  4. Chris EvansAugust 29, 2014

    Excellent Review.

    One of the most fascinating accounts I have read about the battle is William Pitt Chamber's account from the 46th Mississippi (great book). Also, Sam French's account of the action from his memoir 'Two Wars' is very interesting, also. I personally think that book is one of the great underrated memoirs of the war written by a General.


  5. Thank you for the kind review Andrew. I thought I'd answer some of the commenter's questions.

    William, the title was decided upon by the publisher. My original title was The Battle of Allatoona Pass: With Supreme Fidelity, a reference to a quote from William Ludlow who was present at the battle. The publisher thought it didn't convey enough information about the battle for those not familiar enough with the battle, or the Civil War in general. The first I knew of the title change was when I saw it on pre-order on Amazon. I'm not knocking The History Press, they are great to work with. They just made their own decision on this one.

    John, wargame designers tend to focus on elements such as orders of battle, and accurate maps. So yeah, I fall right into that category. I've always been a map person, as well as having a love of "Then and Now" Civil War photography. I blame William A. Frassanito's Gettysburg: A Journey in Time, which I read in high school.

    I've met David Powell a number of times on several battlefield study tours and at the 150th anniversary tours. He really knows his stuff, and he and James Ogden, Chief Historian at Chickamauga National Battlefield Park really know their stuff and make a formidable team when they conduct tours together. I can't wait for David's book to come out either.

  6. John FoskettSeptember 03, 2014


    Thanks for the input (I have the Pickett's Mill book and Allatoona is on the way). As I said, I found the terrain usage in PM highly informative. It's something that was minimized for far too long in the writing of Civil War history and it's good that authors such as yourself and Scott Patchan have started emphasizing topography, etc. After all, those were key factors for the folks in command. Dave's Chickamauga work is actually a trilogy and vol. 1 is now in final editing to go to the printer. Following up on Drew's query, do you have anything planned or in the works? .
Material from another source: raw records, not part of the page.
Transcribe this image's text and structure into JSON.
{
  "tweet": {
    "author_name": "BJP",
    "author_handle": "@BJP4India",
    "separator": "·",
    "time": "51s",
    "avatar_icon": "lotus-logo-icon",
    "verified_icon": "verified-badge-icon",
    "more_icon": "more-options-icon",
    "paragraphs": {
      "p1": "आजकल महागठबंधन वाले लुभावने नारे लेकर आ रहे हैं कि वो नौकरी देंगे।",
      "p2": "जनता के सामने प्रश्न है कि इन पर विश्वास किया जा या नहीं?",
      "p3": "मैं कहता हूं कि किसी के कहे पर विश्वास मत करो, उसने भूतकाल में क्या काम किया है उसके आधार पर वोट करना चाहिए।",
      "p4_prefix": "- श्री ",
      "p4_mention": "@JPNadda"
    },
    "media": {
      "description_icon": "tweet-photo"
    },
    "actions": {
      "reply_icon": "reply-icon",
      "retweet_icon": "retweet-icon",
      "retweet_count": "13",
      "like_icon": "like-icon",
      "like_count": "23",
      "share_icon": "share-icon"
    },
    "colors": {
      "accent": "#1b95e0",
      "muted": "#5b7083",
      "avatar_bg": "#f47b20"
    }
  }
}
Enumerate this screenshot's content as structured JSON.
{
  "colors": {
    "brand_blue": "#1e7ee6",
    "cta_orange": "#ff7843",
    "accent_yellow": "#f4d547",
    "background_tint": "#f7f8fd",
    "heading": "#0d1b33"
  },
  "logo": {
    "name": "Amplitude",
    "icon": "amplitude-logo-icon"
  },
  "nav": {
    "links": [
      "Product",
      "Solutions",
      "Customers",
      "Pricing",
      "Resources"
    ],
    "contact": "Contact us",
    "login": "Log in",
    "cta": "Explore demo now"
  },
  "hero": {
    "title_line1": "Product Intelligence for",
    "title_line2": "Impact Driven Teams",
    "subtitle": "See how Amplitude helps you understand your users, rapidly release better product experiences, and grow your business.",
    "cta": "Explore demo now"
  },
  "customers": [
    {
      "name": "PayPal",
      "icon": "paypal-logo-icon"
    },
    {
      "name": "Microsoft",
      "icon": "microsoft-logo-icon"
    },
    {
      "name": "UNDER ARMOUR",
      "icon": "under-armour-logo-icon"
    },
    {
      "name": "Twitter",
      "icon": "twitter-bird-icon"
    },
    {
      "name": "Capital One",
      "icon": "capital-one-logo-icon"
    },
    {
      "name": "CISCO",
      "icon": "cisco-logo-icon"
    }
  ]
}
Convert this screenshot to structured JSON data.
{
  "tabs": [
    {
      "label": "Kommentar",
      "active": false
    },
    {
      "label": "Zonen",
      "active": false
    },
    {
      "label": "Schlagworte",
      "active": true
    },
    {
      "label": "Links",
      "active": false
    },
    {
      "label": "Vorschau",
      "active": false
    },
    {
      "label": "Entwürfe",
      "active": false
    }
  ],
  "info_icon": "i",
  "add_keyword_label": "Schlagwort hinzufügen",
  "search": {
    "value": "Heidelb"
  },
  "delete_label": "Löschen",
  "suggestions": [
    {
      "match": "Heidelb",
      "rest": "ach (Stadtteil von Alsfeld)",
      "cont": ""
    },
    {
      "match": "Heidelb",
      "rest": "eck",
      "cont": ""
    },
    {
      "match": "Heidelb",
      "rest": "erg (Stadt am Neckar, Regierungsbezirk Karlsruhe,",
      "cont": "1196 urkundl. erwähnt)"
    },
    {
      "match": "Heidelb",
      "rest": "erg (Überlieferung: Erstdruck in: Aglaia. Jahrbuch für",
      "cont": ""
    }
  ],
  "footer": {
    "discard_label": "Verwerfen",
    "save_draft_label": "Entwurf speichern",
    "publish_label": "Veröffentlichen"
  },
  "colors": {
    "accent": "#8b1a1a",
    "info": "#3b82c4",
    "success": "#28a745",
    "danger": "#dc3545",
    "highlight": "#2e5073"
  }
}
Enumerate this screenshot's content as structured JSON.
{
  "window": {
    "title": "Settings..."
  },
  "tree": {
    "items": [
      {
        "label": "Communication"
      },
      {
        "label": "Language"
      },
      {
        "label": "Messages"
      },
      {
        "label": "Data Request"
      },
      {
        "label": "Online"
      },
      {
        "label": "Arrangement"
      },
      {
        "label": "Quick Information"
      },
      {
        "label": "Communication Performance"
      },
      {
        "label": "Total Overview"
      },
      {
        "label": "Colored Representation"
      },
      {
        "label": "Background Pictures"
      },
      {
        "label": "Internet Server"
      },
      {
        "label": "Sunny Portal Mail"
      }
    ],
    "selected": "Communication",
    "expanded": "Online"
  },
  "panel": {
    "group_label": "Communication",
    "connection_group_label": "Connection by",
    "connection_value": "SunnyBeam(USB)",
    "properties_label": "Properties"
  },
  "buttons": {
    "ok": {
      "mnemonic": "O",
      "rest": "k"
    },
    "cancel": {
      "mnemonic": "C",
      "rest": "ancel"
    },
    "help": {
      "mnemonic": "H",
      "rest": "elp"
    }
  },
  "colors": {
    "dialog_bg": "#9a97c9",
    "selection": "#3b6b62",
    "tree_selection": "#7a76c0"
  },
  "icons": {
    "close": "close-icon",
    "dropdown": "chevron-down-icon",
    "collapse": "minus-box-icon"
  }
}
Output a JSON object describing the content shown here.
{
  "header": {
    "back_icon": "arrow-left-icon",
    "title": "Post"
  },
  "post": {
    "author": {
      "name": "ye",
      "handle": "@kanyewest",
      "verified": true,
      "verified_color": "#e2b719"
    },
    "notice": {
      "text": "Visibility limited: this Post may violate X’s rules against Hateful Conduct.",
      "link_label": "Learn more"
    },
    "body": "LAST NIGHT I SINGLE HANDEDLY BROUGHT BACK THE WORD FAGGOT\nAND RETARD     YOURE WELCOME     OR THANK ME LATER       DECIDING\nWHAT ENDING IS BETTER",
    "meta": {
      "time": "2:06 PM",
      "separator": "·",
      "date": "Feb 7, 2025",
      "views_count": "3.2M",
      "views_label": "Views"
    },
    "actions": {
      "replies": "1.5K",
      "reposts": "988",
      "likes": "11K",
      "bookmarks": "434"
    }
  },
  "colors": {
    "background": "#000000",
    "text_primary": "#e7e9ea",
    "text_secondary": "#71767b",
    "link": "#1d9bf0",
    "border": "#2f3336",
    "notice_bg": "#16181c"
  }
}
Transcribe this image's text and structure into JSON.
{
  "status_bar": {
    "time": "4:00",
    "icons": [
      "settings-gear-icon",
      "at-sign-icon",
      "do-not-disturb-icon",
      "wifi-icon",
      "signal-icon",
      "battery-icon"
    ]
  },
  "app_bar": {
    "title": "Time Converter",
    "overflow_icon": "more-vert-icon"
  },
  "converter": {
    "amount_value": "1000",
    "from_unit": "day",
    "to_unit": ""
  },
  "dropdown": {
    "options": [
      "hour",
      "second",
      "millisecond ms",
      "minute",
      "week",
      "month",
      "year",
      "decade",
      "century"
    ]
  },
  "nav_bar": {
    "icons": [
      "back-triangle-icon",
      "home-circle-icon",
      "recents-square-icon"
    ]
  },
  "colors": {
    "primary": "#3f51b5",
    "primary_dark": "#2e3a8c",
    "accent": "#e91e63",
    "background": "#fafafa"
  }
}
    1. Right now I'm working on another miniature wargaming book. It will have scenarios for fighting battles in the Atlanta Campaign in May and June 1864. There will be a Vol 2. with battles in July and August. But Vol. 2 won't necessarily follow directly behind Vol. 1.

      Because, I have a few projects in the works. I am already researching Resaca, which will be my next major Civil War project. It should be a far larger book than the History Press releases, and will probably be my first "major" book. I may even throw in a fiction novel just for variety (not Civil War historical fiction though).

      So, my plate is pretty full!

      And yes, I should have said David Powell's trilogy. I really can't wait. Peter Cozzen's This Terrible Sound is THE book that got me interested in serious Civil War history, and Chickamauga is my favorite large battle, and always will be.

    2. John FoskettSeptember 04, 2014

      Good to hear about the Resaca project. There is much in that entire campaign which still gives room for new work.

  7. Glad to hear all this work is being done on the Atlanta campaign. The campaign deserves it.

    Also glad to hear from a fellow Cozzens Chickamauga fan. That is one of the great books. When I read the excerpt of it in 'Civil War Times' in 1992 I felt that the book could be a game changer for the whole Western Theater. I then to think that he went on to write such a wonderful book on the battles of Iuka and Corinth!

    For Civil War fiction I would highly recommend Howard Bahr's trilogy: 'The Black Flower', 'Year of Jubilo' and 'The Judas Field'. 'The Judas Field' has a incredible account of a unnamed skirmish during the Atlanta campaign that makes you believe Bahr was there.



Blogger ID not required, but if you choose not to create one please sign your post with your name (no promotional information, please). Otherwise, your comment and/or link may be deleted.